Stars: *** out of Four
Summary: A splendidly photographed parable that would go on to set the standards for sci-fi films for decades.
Review: Military officials throughout the world track an unidentified object in Earth’s upper atmosphere, which is speeding in for a landing. The United States deals with panicking citizens as the vessel from another world lands in Washington D.C. The military creates a perimeter, and just in time; an alien emerges, claiming to have come in peace.
It all sounds so… cliche.
Robert Wise’s ‘The Day the Earth Stood Still’ created this formula, which would be imitated and aped by inferior directors with inferiors stories ever since. Though suspenseful, ‘Day’ is not a horror movie. It is intelligent, thoughtful, slow-paced science fiction, its focus on character, not carnage.
The film opens in what I just described. What happens next is simple, but interesting. The alien- a very human-like being named Klaatu -is shot by a nervous soldier, bringing the wrath of his robot protector, the now famous Gort. The machine unleashes a ray that vaporizes many of the soldiers’ weapons, until Klaatu orders him to stop. He then allows the military to take him in for medical treatment and examination. At the hospital, he meets with a government official, attempting to convince him to arrange a meeting of all the world’s leaders. Due to the Cold War attitudes, the official laments, this will be impossible. Klaatu insists. When nothing is done, he escapes military custody.
The film chronicles his attempts to accomplish his mission on Earth, namely warning the world of some danger. Eventually he works with Gort to cut off all the world’s power for a limited period of time, hence the title.
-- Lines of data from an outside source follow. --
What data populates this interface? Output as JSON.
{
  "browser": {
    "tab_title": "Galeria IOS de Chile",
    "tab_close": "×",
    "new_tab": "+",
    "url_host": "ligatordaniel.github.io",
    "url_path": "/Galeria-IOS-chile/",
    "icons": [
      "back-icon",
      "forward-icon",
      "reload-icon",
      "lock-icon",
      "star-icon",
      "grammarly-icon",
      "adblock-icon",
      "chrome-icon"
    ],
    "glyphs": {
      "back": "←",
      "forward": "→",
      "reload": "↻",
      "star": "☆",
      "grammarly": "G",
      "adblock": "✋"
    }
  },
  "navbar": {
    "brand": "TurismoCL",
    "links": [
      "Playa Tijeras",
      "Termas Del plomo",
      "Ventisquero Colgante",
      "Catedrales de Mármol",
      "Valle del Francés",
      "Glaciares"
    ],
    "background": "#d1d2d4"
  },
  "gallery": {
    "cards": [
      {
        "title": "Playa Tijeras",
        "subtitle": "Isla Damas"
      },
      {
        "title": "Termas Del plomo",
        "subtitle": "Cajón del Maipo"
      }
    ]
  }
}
The cinematography and editing is very easy on the eyes. There seems to be little about the photography that is special, but it is very pleasant to watch. The special effects, though, are truly innovative. The shots of Klaatu’s saucer landing and taking off are impressive, as are the various effects of Gort. The ship design is elegant and utilitarian.
Bernard Herrmann, famous for his work on ‘Citizen Kane’, ‘Vertigo’, and ‘Psycho’, among many others, composed the music. Utilizing the eerie, ethereal sound of the theremin, he created a signature soundscape that is pulsating, emotive, iconic and unsettling. The themes would go on to be parodied and imitated like every other aspect of the film.
The acting is not striking, but workable. The lead, Michael Rennie as Klaatu, surpasses all the others. He carries both the warmth and wrath of his character equally well.
The film is in direct response to the Cold War. Klaatu’s mission, it is revealed, is to warn Earth’s nations that they must give up their violence, or at least severely limit it, or else the federation he represents will be forced to intervene. The execution of the final scenes, though memorable, seems forced and contrived. Nevertheless, the message he brings raises several questions. Is it ethical for a third party, such as Klaatu’s federation, to enter into a strange conflict and dictate terms? Isn’t Klaatu’s threat of annihilation just perpetuating the same ideas that were fueling the Cold War in the first place? After all, isn’t he taking the position that the U.S. often takes, being the nation with the bigger guns? What makes his message, from a more advanced civilization, so much more progressive than our own collective culture?
The film suffers from a dated feeling in some cases, yet it is still a breath of fresh air. I gave it three stars for its ideas, but I removed one for a contrived ending and a dragging second act. All things considered, if you are a fan of sci-fi, this film is required viewing, and if you are a film buff, this is a guilty pleasure.